- Source material:

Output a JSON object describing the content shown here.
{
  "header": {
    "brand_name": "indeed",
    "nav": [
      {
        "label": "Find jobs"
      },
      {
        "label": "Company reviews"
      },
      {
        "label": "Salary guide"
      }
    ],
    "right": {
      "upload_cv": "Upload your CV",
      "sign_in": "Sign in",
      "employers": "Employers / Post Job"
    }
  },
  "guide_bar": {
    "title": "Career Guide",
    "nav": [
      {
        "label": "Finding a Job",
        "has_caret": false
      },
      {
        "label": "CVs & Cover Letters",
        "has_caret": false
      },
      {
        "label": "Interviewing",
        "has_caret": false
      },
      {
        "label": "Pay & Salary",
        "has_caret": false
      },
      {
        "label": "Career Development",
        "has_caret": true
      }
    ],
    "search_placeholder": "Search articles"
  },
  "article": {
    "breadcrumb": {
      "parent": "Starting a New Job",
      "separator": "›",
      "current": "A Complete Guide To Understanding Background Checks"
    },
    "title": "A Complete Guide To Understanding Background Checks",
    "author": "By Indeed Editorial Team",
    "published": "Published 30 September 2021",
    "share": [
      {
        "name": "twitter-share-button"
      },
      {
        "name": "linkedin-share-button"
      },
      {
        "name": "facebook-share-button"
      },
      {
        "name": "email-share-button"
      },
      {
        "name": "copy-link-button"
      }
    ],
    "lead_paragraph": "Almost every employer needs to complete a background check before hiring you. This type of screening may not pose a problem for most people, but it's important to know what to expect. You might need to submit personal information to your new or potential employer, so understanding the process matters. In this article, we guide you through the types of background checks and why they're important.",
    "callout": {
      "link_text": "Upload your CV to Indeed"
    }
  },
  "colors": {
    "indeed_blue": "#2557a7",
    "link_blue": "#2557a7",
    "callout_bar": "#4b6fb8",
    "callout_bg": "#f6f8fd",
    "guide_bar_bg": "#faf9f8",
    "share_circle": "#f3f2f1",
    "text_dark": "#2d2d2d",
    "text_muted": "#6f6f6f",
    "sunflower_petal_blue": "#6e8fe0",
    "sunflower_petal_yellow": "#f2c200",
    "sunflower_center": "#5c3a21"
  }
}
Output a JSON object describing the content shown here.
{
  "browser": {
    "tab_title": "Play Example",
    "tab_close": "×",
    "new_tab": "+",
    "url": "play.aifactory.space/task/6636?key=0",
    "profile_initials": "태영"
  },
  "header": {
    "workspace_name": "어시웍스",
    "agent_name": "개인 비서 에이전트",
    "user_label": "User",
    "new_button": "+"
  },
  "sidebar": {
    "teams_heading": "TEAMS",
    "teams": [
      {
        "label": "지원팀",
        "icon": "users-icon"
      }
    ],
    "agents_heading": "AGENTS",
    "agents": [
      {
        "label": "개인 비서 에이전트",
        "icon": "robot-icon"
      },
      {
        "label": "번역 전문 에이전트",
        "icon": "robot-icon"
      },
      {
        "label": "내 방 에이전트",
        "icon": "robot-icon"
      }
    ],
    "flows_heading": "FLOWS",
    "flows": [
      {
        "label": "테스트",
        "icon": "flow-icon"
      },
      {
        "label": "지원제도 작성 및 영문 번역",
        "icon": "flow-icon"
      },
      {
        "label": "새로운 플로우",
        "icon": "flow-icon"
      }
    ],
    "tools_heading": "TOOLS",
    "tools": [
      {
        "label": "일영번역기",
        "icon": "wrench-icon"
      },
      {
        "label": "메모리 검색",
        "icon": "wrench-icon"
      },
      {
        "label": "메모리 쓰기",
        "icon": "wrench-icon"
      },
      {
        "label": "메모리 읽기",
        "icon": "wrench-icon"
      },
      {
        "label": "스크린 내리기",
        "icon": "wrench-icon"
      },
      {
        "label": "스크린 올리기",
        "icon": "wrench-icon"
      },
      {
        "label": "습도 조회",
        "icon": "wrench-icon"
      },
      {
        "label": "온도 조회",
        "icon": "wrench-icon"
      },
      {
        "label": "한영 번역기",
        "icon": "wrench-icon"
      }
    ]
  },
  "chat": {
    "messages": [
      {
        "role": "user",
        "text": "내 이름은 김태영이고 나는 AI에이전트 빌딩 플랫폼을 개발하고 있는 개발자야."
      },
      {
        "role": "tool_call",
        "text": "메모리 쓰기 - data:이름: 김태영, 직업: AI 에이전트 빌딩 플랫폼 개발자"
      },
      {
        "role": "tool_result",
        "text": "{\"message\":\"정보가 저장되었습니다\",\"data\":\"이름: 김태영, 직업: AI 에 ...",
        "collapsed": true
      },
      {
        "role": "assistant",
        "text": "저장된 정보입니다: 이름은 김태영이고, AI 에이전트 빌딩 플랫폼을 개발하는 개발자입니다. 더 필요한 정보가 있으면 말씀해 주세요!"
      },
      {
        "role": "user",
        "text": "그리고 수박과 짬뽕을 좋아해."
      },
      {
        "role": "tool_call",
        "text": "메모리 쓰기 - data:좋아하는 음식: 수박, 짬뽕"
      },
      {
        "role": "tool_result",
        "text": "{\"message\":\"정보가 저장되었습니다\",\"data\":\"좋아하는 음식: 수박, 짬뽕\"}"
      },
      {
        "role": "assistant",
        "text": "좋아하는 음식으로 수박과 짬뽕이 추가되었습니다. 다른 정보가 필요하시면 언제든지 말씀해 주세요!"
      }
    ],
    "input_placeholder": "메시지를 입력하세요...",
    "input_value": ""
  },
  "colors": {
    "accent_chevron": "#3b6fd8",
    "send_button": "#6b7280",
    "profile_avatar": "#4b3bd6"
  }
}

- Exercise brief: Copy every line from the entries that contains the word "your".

- Response to this task:
      "upload_cv": "Upload your CV",
    "lead_paragraph": "Almost every employer needs to complete a background check before hiring you. This type of screening may not pose a problem for most people, but it's important to know what to expect. You might need to submit personal information to your new or potential employer, so understanding the process matters. In this article, we guide you through the types of background checks and why they're important.",
      "link_text": "Upload your CV to Indeed"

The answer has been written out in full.